What the task requires: Below are the records; locate each line with the word "true" and copy it.

(Stored items)
□ □ □ □ □
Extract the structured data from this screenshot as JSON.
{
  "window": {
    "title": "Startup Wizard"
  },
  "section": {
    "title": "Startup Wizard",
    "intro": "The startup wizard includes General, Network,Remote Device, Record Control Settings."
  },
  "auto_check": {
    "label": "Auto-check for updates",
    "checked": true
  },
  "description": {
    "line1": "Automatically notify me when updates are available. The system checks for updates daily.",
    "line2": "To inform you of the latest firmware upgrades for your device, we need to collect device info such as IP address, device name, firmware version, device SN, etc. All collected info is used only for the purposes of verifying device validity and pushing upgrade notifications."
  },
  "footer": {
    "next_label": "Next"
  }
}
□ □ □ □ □
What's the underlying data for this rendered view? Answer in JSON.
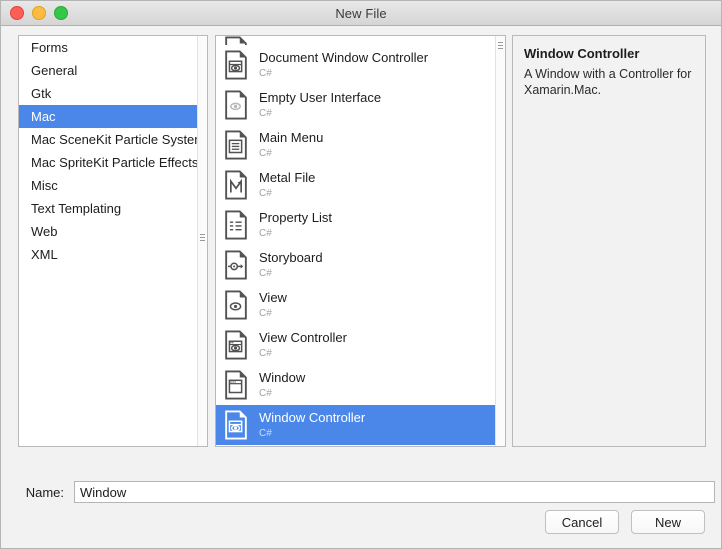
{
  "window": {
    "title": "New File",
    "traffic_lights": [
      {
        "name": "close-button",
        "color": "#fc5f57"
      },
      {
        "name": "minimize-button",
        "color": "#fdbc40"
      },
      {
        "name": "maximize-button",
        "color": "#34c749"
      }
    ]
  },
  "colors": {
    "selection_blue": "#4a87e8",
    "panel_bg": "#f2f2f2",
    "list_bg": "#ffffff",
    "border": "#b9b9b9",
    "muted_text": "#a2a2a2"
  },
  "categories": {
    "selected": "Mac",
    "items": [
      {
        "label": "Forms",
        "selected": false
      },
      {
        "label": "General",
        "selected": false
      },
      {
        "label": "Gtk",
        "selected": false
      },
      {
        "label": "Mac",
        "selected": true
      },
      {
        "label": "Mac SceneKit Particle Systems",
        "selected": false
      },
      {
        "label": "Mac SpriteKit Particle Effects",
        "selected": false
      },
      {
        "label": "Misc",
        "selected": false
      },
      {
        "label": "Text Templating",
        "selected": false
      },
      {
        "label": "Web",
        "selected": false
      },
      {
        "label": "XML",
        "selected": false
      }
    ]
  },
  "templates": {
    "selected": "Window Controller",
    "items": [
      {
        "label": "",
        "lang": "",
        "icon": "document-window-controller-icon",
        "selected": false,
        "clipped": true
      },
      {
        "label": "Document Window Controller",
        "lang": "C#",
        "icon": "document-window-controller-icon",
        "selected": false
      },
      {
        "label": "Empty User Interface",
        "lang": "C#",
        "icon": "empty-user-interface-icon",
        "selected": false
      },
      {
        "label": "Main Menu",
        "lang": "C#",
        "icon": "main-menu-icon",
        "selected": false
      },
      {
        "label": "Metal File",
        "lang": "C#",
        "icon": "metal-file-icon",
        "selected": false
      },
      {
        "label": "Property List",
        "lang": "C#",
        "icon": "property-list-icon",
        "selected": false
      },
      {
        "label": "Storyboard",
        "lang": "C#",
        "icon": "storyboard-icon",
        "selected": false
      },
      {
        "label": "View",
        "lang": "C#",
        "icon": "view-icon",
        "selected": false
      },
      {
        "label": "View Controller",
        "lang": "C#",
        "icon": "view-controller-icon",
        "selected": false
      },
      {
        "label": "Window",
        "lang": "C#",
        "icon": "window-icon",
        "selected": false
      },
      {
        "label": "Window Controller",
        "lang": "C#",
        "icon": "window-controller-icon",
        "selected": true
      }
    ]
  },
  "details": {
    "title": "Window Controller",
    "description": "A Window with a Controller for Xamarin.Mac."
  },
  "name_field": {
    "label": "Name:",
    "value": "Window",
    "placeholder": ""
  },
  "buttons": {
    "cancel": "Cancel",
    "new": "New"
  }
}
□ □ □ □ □
Solved exercise:
    "checked": true
        "selected": true
        "clipped": true
        "selected": true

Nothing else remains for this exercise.